Who supervises the gardener?
Gay Men’s Relationships: 10 Ways They Differ From Straight Relationships
Gay male couples tend to be more politically aware, and even more politically active attending protests, writing letters, attending fundraisers, observing boycotts, making donations than straight couples, because their rights and existence are challenged every day these days with a certain urgency and immediacy that straight couples are generally spared. While modern straight couples sometimes like to pretend that they are oh-so-liberated, in reality, in many or most cases, the woman is subtly expected to, and ends up doing, the majority of the household chores related to keeping things clean, organized, in good repair, supplied, delivered, monitored, and humming along in a domestic household. Who does the cleaning? A friend of mine once said that he believed gay men had particularly-evolved critical thinking skills. Who mows the lawn? How these dynamics are expressed, and the conflicts that can result, are often the impetus for entering couples therapy.

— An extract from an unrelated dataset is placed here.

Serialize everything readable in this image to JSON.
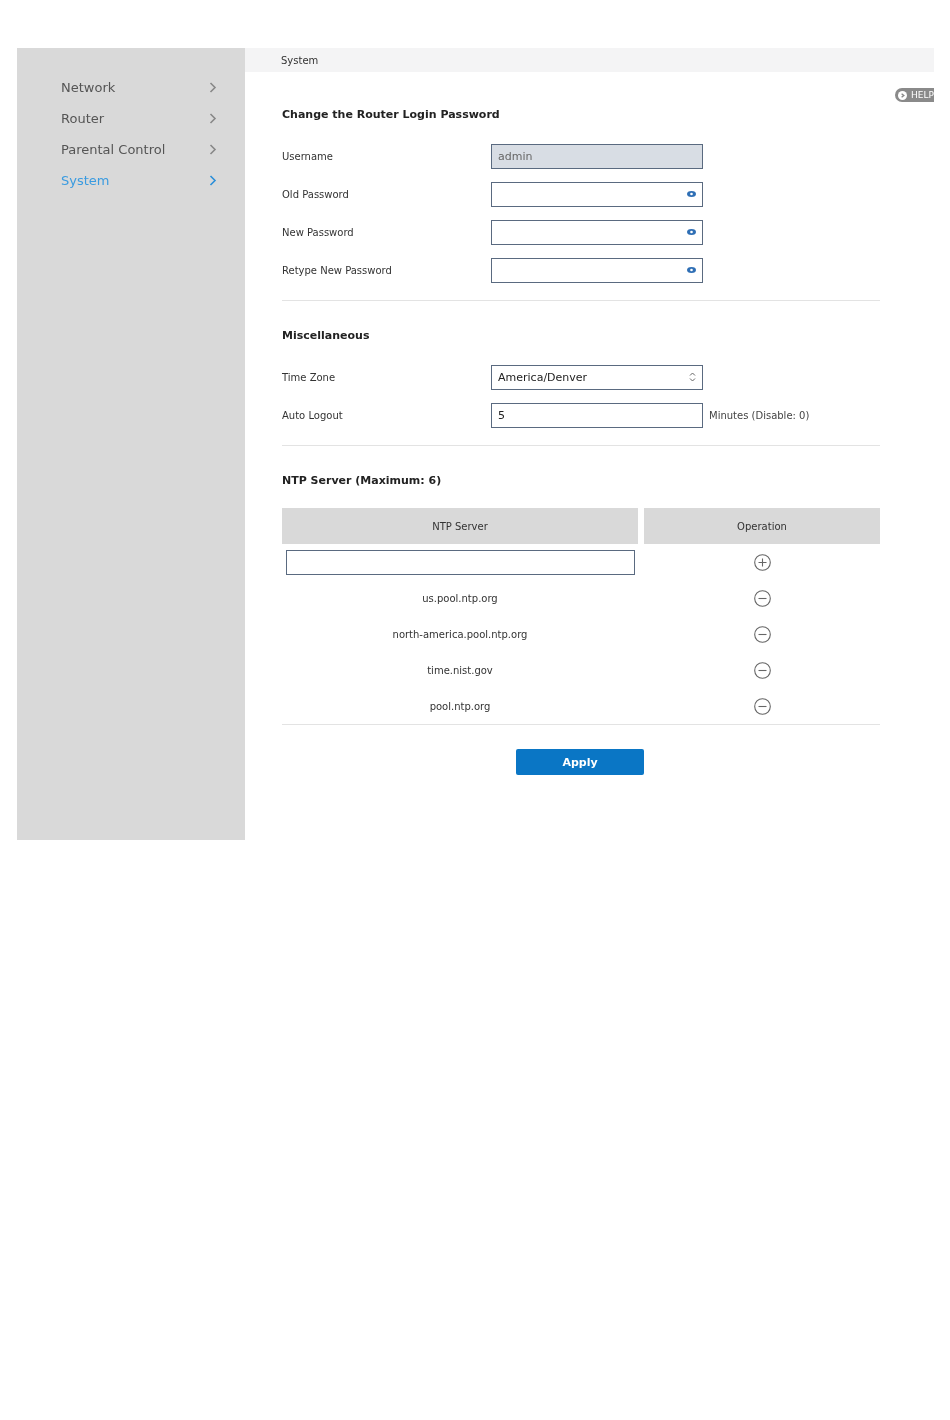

Fortunately, for most of the gay couples I have worked with, there have been surprisingly few seriously hostile in-law conflicts. How these dynamics are expressed, and the conflicts that can result, are often the impetus for entering couples therapy. This can be a certain mutual benefit, but it can also be a source of competition or even resentment of what the other has that he lacks. So, part of my job in couples counseling is to help gay men understand this, and to avoid making direct comparisons to straight relationships all the time some of the time is OK, particularly in confronting double-standards and internalized homophobia. These are the issues that come up repeatedly in couples counseling sessions: